Time and space dilation is more subtle and took longer for me to get a grip on. In honor of this being the 100th anniversary of Einstein’s paper on the Special Theory of Relativity, Astronomy magazine has done a special issue devoted to the subject. An illustration in one of the articles has finally made it clear to me how this works.
Imagine a sailboat passing a dock on which there stands a man. On the 32 foot high mast of the sailboat is another man who drops a rock onto the deck of the boat. From the viewpoint of the man on the mast, the rock drops straight down, taking one second to hit the deck. However, from the viewpoint of the man on the dock, the rock moved at an angle through space onto the deck below. It moved through a longer distance. And this is key, the faster the boat is moving, the longer a distance the man on the dock would see the rock traversing. This is not an illusion. It’s quite real.
And it gets scarier still. Velocity is distance travelled divided by the time it took to cover that distance; i.e., 60 miles per hour. The velocity (speed) of light is constant, 186,200 miles/second. It never changes. So let’s change the falling rock to a light beam from a flashlight. And let’s lengthen our pretend mast to 186,200 miles high and speed up our sailboat so it passes by more quickly. Our friend on the mast turns on his light and it hits the deck straight below him one second later. Our friend on the dock sees the light angle though space and take a much longer path to the deck. He sees the hypotenuse of a right triangle made by the deck, the mast and the front edge of the beam moving down to the deck. Think about this. The speed of light is the same for both observers. The distance the light beam has travelled is longer as measured by dock-man. So if we keep the speed of light constant and increase the distance it travelled how do we make the math work?
This is what the man on the mast measures (C equals the speed of light):
C = 186,200 miles/S = distance / time = 186,200 miles / 1 second
This is what the man on the dock measures:
C = 186,200 miles/S = distance / time = 190,000 miles / 1.02 second
Both time and space are different between observers moving at different speeds with respect to one another. They perceive lengths of distances to be different and time actually passes at different rates for them. Amazing.
Einstein called facing up to the result of that mind experiment “taking the step.” Once he knew the observers would measure different lengths for that light beam he knew that time had to be variable for them. That “step” was the beginning of a revolution in the way the universe is seen to function. Kip Thorne, physicist and author of Black Holes & Time Warps, Einstein’s Outrageous Legacy is still astonished by what he termed Einstein’s “breathtaking arrogance.” His complete confidence that his definition of time and space was correct and everything that had gone before was wrong. Close, yes. But wrong.
Lest you be tempted to think this is a lot of esoteric egghead nonsense that has no bearing on the real world, think again. When the constellation of GPS satellites was designed for US military in the 1980’s, relativity functions were built into the software. The functions were designed so they could be switched off from the ground just in case Einstein was wrong.

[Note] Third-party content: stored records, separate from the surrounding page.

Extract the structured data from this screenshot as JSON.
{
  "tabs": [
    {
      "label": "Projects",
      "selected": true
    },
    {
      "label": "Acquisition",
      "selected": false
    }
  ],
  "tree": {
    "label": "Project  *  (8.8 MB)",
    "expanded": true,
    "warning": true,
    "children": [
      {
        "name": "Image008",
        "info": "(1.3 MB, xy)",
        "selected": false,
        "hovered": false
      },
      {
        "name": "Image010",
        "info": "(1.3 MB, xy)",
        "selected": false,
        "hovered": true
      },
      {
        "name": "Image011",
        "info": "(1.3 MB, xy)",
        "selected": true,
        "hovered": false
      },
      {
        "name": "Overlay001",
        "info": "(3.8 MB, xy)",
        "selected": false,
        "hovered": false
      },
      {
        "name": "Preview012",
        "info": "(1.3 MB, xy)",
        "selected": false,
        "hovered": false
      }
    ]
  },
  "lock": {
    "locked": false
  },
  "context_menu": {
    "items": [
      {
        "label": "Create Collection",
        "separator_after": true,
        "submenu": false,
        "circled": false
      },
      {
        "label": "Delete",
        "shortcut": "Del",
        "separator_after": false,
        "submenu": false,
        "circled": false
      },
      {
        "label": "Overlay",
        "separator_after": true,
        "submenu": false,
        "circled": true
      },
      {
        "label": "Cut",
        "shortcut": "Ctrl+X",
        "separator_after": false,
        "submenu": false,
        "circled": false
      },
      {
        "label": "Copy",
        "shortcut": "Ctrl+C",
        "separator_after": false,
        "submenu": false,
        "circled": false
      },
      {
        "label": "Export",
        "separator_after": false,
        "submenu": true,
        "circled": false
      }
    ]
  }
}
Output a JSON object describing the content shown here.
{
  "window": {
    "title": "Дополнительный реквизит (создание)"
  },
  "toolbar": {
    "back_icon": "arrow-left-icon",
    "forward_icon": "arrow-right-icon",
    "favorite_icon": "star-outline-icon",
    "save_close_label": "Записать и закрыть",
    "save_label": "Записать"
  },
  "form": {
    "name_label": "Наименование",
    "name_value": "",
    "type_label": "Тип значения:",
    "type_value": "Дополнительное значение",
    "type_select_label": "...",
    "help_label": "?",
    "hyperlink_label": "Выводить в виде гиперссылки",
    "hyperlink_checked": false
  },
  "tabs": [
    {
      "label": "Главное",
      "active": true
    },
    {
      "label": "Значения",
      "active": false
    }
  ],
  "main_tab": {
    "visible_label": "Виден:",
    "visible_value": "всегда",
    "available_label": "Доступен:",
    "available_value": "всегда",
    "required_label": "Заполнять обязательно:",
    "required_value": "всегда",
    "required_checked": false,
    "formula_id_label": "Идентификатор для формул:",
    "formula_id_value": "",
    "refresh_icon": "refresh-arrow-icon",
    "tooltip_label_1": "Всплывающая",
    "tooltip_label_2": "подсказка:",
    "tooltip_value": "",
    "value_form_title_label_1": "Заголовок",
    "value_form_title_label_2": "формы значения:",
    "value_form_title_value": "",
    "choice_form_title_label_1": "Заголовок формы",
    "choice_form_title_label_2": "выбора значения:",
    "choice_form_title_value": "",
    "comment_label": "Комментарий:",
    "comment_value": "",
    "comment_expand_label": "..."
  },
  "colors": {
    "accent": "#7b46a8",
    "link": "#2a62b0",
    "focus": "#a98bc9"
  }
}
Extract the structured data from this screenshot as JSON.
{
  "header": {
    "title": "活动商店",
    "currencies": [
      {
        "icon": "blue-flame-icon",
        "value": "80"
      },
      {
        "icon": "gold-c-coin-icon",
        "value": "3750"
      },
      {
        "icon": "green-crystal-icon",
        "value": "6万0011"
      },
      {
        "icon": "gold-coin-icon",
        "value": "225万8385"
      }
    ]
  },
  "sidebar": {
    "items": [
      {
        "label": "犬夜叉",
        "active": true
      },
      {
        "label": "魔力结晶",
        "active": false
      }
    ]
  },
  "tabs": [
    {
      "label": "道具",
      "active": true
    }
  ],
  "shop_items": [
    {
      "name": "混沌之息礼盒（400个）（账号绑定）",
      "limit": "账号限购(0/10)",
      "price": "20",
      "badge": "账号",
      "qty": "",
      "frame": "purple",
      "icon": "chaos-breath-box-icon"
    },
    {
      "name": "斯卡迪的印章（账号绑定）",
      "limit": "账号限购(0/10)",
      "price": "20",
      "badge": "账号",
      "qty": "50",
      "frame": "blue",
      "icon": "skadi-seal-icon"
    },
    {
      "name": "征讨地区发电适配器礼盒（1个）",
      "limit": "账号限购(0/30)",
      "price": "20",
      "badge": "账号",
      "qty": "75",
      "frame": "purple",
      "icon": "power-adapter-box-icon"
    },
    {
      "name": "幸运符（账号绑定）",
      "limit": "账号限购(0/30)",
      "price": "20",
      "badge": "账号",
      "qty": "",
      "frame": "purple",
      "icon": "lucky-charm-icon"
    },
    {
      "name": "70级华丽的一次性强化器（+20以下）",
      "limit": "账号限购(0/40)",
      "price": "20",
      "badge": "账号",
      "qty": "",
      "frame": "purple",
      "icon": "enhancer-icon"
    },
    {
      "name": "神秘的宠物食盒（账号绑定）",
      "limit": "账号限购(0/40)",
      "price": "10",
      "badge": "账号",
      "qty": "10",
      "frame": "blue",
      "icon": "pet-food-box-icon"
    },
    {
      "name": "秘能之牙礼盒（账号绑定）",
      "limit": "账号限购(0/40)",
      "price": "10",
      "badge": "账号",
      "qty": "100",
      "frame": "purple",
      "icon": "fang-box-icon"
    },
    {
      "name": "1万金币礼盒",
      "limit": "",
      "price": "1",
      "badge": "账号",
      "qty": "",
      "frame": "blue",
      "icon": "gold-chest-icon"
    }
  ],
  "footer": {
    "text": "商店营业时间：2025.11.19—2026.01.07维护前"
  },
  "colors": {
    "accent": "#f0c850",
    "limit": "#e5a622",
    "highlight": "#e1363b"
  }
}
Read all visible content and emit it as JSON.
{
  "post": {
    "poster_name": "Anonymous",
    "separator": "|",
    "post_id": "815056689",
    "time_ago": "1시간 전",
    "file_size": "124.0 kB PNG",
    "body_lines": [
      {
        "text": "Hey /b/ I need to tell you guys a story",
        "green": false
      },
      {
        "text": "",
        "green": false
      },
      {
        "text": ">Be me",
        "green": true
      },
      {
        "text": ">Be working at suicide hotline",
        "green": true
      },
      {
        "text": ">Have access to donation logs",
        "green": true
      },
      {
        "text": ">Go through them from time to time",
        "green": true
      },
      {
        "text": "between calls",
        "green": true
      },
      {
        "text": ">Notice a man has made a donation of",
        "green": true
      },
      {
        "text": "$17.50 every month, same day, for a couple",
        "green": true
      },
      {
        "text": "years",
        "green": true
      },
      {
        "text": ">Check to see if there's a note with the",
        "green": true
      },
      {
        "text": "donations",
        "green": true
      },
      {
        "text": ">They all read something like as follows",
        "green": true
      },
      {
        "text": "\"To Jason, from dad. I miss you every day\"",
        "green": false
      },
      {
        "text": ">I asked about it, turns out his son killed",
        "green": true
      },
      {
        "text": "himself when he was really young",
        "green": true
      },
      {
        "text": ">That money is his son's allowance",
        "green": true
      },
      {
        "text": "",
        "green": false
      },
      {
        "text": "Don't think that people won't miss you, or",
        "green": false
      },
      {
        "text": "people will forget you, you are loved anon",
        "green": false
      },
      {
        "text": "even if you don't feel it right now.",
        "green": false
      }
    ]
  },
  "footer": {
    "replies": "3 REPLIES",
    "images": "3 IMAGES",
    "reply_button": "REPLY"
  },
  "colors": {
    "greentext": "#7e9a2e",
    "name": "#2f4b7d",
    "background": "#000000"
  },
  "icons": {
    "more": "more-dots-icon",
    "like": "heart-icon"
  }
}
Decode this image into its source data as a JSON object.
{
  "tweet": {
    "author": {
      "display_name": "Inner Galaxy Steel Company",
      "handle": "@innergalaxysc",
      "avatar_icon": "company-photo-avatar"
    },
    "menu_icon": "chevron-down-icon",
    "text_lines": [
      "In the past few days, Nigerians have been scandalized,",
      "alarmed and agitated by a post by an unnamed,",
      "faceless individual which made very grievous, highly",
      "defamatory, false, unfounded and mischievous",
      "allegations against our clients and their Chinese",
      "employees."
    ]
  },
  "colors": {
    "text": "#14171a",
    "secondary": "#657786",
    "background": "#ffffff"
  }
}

They’ve never been switched off. Were they to be, users would experience locational errors on the surface of the Earth of about 7 miles. Relativity is completely real.
Congratulations Albert, on the 100th anniversary of your theory. As amazing as it seems, you were right.